At Balasore General Hospital, the wards are full of wounded, many of them on the floor and in the corridors.
Some have described it as a war zone in the aftermath of India’s worst rail tragedy in over two decadeswith more than 300 confirmed dead and some 900 injured.
Doctors were overwhelmed by a relentless stream of patients, many with serious injuries.
One of the volunteers who rushed here to help described blood all over the floors as the hospital tried to cope with the number of casualties.
It’s a small town in a poor part of West Bengal, suddenly on the front line of the worst train crash of this century.
I met Gura, 24, with his legs, arms and head heavily bandaged.
He was among the many in the halls in shock and in great pain.
He described the sudden moment he felt a huge jolt as two trains collided.
“We were standing by the gates,” he said.
“Both cars ran over us. There were four of us. I felt strangled when I was thrown out of the car and got out.
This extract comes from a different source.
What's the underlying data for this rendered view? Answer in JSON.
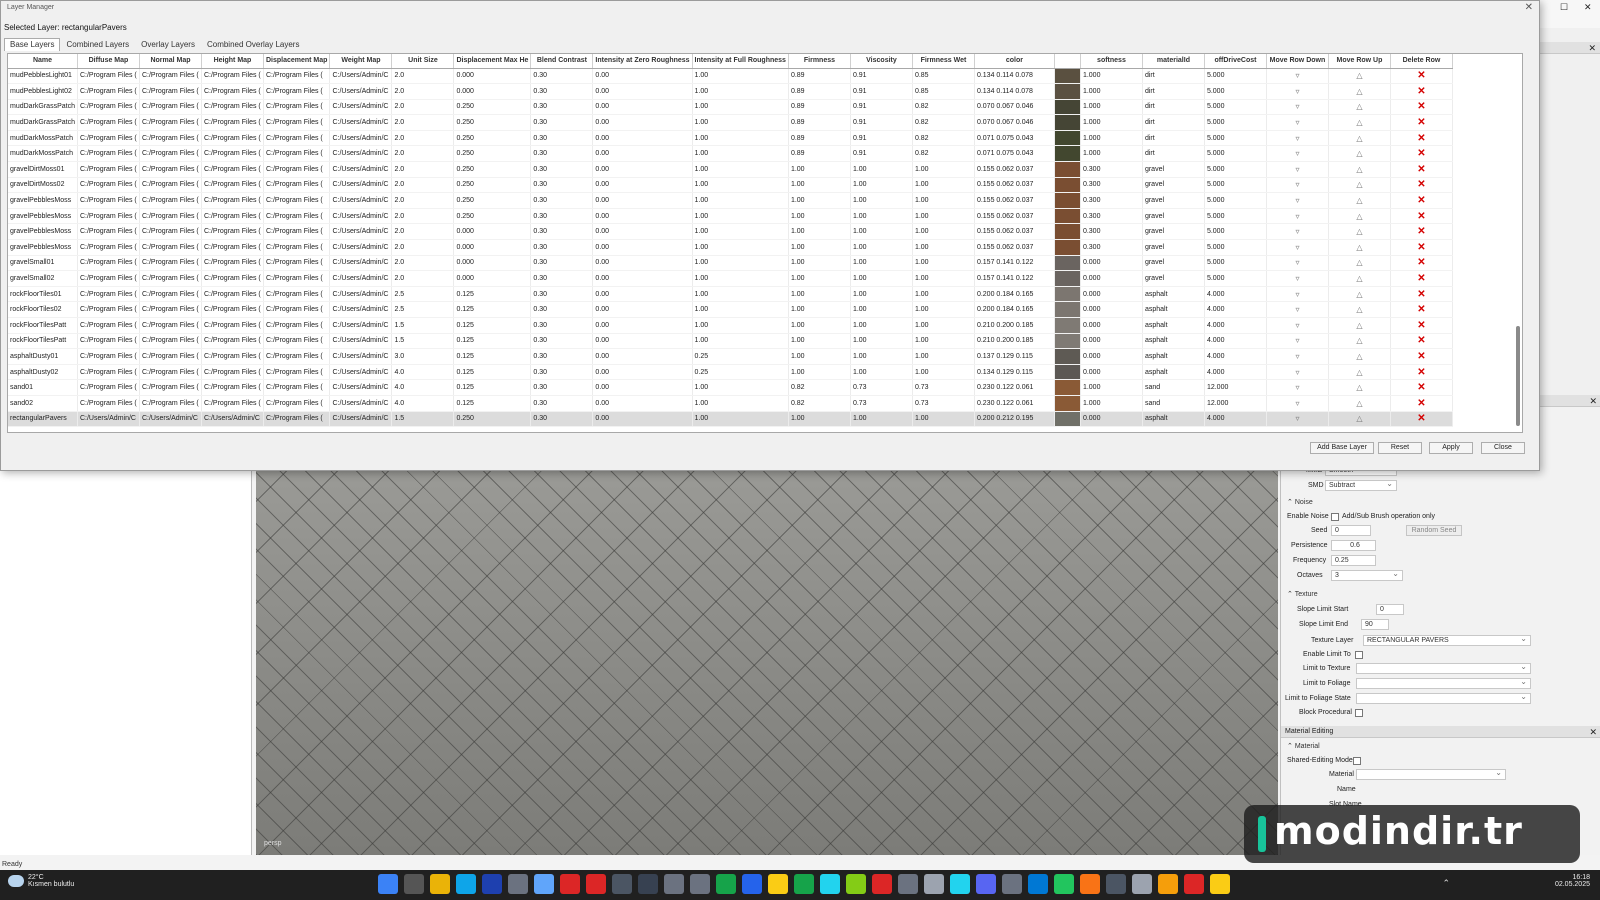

“I was injured in the head, arms and legs. It hurts.”
Some from this hospital were taken to four o’clock for more specialized treatment.
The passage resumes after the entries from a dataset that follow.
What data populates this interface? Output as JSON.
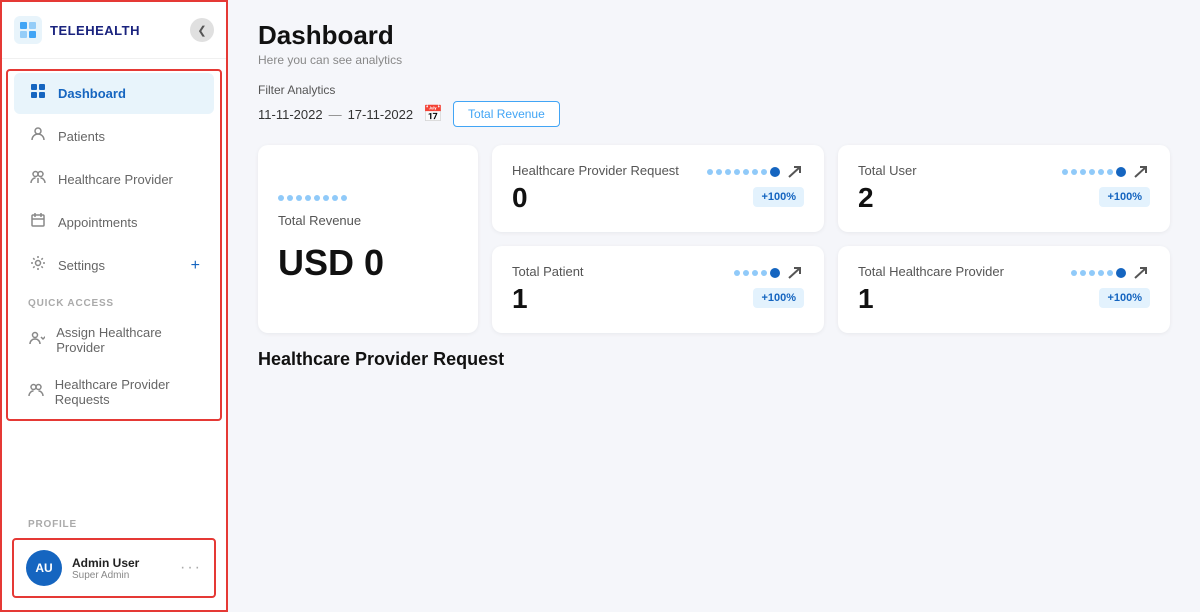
{
  "sidebar": {
    "logo_text": "TELEHEALTH",
    "collapse_icon": "❮",
    "nav_items": [
      {
        "id": "dashboard",
        "label": "Dashboard",
        "icon": "⊞",
        "active": true
      },
      {
        "id": "patients",
        "label": "Patients",
        "icon": "👤"
      },
      {
        "id": "healthcare-provider",
        "label": "Healthcare Provider",
        "icon": "👥"
      },
      {
        "id": "appointments",
        "label": "Appointments",
        "icon": "📅"
      },
      {
        "id": "settings",
        "label": "Settings",
        "icon": "⚙",
        "has_plus": true
      }
    ],
    "quick_access_label": "QUICK ACCESS",
    "quick_access_items": [
      {
        "id": "assign-hp",
        "label": "Assign Healthcare Provider",
        "icon": "👥"
      },
      {
        "id": "hp-requests",
        "label": "Healthcare Provider Requests",
        "icon": "👥"
      }
    ],
    "profile_label": "PROFILE",
    "profile": {
      "initials": "AU",
      "name": "Admin User",
      "role": "Super Admin",
      "dots": "···"
    }
  },
  "main": {
    "page_title": "Dashboard",
    "page_subtitle": "Here you can see analytics",
    "filter": {
      "label": "Filter Analytics",
      "date_from": "11-11-2022",
      "date_dash": "—",
      "date_to": "17-11-2022",
      "calendar_icon": "📅",
      "button_label": "Total Revenue"
    },
    "stats": [
      {
        "id": "hp-request",
        "label": "Healthcare Provider Request",
        "value": "0",
        "badge": "+100%",
        "trend": "↗"
      },
      {
        "id": "total-user",
        "label": "Total User",
        "value": "2",
        "badge": "+100%",
        "trend": "↗"
      },
      {
        "id": "total-patient",
        "label": "Total Patient",
        "value": "1",
        "badge": "+100%",
        "trend": "↗"
      },
      {
        "id": "total-hp",
        "label": "Total Healthcare Provider",
        "value": "1",
        "badge": "+100%",
        "trend": "↗"
      }
    ],
    "revenue": {
      "label": "Total Revenue",
      "value": "USD 0"
    },
    "bottom_section_label": "Healthcare Provider Request"
  }
}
But many did not make it out alive.
Their families are now trying to make the journey here to recover their bodies, traveling for many hours – most of them by train.
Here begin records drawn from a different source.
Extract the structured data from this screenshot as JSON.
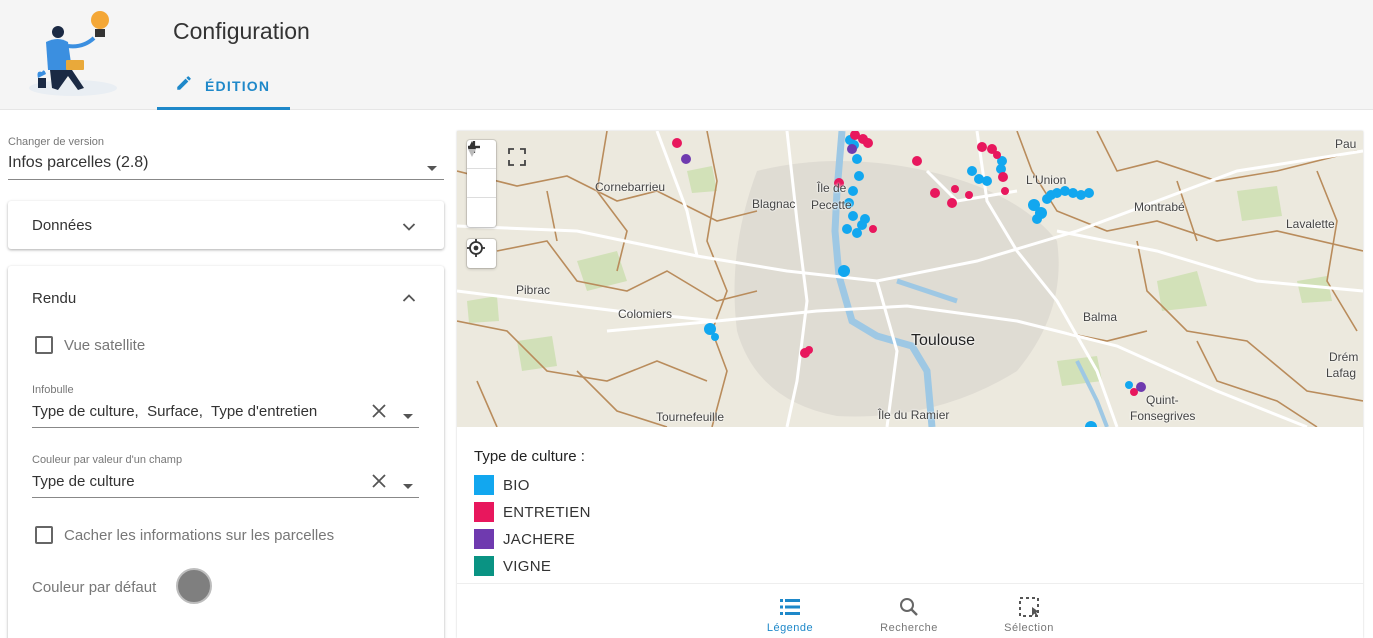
{
  "header": {
    "title": "Configuration",
    "tab_label": "ÉDITION"
  },
  "version": {
    "label": "Changer de version",
    "value": "Infos parcelles (2.8)"
  },
  "donnees": {
    "title": "Données"
  },
  "rendu": {
    "title": "Rendu",
    "vue_satellite": "Vue satellite",
    "infobulle_label": "Infobulle",
    "infobulle_value": "Type de culture,  Surface,  Type d'entretien",
    "couleur_champ_label": "Couleur par valeur d'un champ",
    "couleur_champ_value": "Type de culture",
    "cacher_info": "Cacher les informations sur les parcelles",
    "couleur_defaut": "Couleur par défaut",
    "couleur_defaut_hex": "#7f7f7f"
  },
  "map": {
    "labels": {
      "cornebarrieu": "Cornebarrieu",
      "blagnac": "Blagnac",
      "ile_de": "Île de",
      "pecette": "Pecette",
      "lunion": "L'Union",
      "montrabe": "Montrabé",
      "lavalette": "Lavalette",
      "pau": "Pau",
      "pibrac": "Pibrac",
      "colomiers": "Colomiers",
      "toulouse": "Toulouse",
      "balma": "Balma",
      "drem": "Drém",
      "lafag": "Lafag",
      "quint": "Quint-",
      "fonsegrives": "Fonsegrives",
      "tournefeuille": "Tournefeuille",
      "ile_ramier": "Île du Ramier"
    }
  },
  "legend": {
    "title": "Type de culture :",
    "items": [
      {
        "label": "BIO",
        "color": "#12a7ef"
      },
      {
        "label": "ENTRETIEN",
        "color": "#e8175d"
      },
      {
        "label": "JACHERE",
        "color": "#6f3aaf"
      },
      {
        "label": "VIGNE",
        "color": "#0a9383"
      }
    ]
  },
  "bottom_nav": {
    "legende": "Légende",
    "recherche": "Recherche",
    "selection": "Sélection"
  },
  "colors": {
    "accent": "#1e88c9",
    "bio": "#12a7ef",
    "entretien": "#e8175d",
    "jachere": "#6f3aaf",
    "vigne": "#0a9383"
  }
}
Narendra Modi also visited the hospital. It was due to launch new high-speed trains yesterday. Instead, he was visiting a scene with an unusually high death toll, even for a country with a long string of fatalities.
The cause of this is not yet established, but early indications suggest a possible signaling defect.